Data from Public Health England indicates that one in 10 kids in England are obese by the time they start primary school. By the time they leave, one in five is obese and a third are overweight.  It is therefore becoming increasingly urgent to help educate from an early age the importance of making healthy lifestyle choices.

EPODE helps to demonstrate the value of reconnecting children with the food system and food supply, by helping to instill a better understanding of what it means to live healthily.  It is never too early to provide the best information to children about the importance of making healthy decisions.  As recommended in ‘Careless eating costs lives’, practical cookery skills and clear food education should form a statutory part of the Key Stage 3 Design & Technology curriculum, under Food Technology.

With their specialized knowledge of diet and nutrition and the skills to synthesis the latest scientific and public health data, dieticians have a critical part to play in the shaping and direction of any food education programme that aims to improve health literacy from an early age.

It is becoming increasingly clear that no one solution will resolve the obesity challenge.

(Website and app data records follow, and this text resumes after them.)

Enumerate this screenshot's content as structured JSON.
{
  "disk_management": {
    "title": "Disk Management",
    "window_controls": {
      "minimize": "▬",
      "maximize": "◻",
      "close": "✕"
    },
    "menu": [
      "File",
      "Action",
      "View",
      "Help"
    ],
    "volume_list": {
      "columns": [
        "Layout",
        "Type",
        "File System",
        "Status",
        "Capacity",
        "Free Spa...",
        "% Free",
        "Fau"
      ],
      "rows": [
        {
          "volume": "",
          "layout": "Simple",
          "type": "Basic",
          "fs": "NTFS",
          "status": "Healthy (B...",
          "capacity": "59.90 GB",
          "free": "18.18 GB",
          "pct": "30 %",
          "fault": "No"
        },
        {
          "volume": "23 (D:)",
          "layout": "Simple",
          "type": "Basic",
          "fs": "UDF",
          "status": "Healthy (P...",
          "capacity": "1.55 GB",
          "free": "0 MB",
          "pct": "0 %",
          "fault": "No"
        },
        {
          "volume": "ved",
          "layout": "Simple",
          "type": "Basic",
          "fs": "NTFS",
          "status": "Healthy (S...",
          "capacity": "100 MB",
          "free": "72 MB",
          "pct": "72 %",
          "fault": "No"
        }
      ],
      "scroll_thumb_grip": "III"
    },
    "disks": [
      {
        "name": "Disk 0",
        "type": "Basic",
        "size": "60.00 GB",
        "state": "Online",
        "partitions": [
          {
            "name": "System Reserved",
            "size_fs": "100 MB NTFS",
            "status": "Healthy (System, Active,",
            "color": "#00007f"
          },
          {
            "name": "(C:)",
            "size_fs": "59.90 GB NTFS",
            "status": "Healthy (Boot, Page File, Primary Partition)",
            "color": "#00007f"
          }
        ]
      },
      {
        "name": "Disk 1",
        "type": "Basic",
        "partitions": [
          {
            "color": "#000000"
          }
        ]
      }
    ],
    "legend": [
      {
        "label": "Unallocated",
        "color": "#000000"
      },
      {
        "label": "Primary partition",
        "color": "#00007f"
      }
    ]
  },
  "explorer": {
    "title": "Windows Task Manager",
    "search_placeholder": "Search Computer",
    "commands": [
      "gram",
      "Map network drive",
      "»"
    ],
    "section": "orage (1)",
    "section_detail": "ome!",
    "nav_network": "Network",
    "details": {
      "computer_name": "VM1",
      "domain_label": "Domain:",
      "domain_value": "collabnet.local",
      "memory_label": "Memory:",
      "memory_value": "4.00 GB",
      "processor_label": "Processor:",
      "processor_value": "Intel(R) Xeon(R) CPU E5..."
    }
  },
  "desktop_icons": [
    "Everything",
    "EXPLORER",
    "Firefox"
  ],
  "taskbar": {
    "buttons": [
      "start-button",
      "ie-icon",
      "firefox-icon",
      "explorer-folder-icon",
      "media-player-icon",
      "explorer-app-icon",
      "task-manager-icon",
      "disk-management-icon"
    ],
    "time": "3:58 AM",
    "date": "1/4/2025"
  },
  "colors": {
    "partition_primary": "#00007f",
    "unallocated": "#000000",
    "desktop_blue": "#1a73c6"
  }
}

It is much more complex because it underpins how we live our daily lives, the environment in which we live and work and how we feel about ourselves.

Amongst the noise of talking ‘organizational change’, integration and collaboration between disciplines and professionals will be crucial.  And amongst the noise of the latest statistics, diet fad or research finding will need to be the voice of the dietician, shining a much needed light on how to make sense of it all and move forward effectively.

About Julia Manning

Julia is a social pioneer, writer and campaigner. She studied visual science at City University and became a member of the College of Optometrists in 1991, later specialising in visual impairment and diabetes. During her career in optometry, she lectured at City University, was a visiting clinician at the Royal Free Hospital and worked with Primary Care Trusts. She ran a domiciliary practice across south London and was a Director of the UK Institute of Optometry. Julia formed 20/20Health in 2006. Becoming an expert in digital health solutions, she led on the NHS–USA Veterans’ Health Digital Health Exchange Programme and was co-founder of the Health Tech and You Awards with Axa PPP and the Design Museum. Her research interests are now in harnessing digital to improve personal health, and she is a PhD candidate in Human Computer Interaction (HCI) at UCL. She is also dedicated to creating a sustainable Whole School Wellbeing Community model for schools that builds relationships, discovers assets and develops life skills. She is a member of the Royal Society of Medicine’s Digital Health Council. Julia has shared 2020health's research widely in the media (BBC News, ITV, Channel 5 News, BBC 1′s The Big Questions & Victoria Derbyshire, BBC Radio 4 Today, PM and Woman's Hour, LBC) and has taken part in debates and contributed to BBC’s Newsnight, Panorama, You and Yours and ITV’s The Week.
This entry was posted in Childhood Obesity, Nutrition, Obesity, Public Health and tagged , , , , , , . Bookmark the permalink.

Leave a Reply

Please log in using one of these methods to post your comment: Logo

You are commenting using your account. Log Out /  Change )

Facebook photo

You are commenting using your Facebook account. Log Out /  Change )

Connecting to %s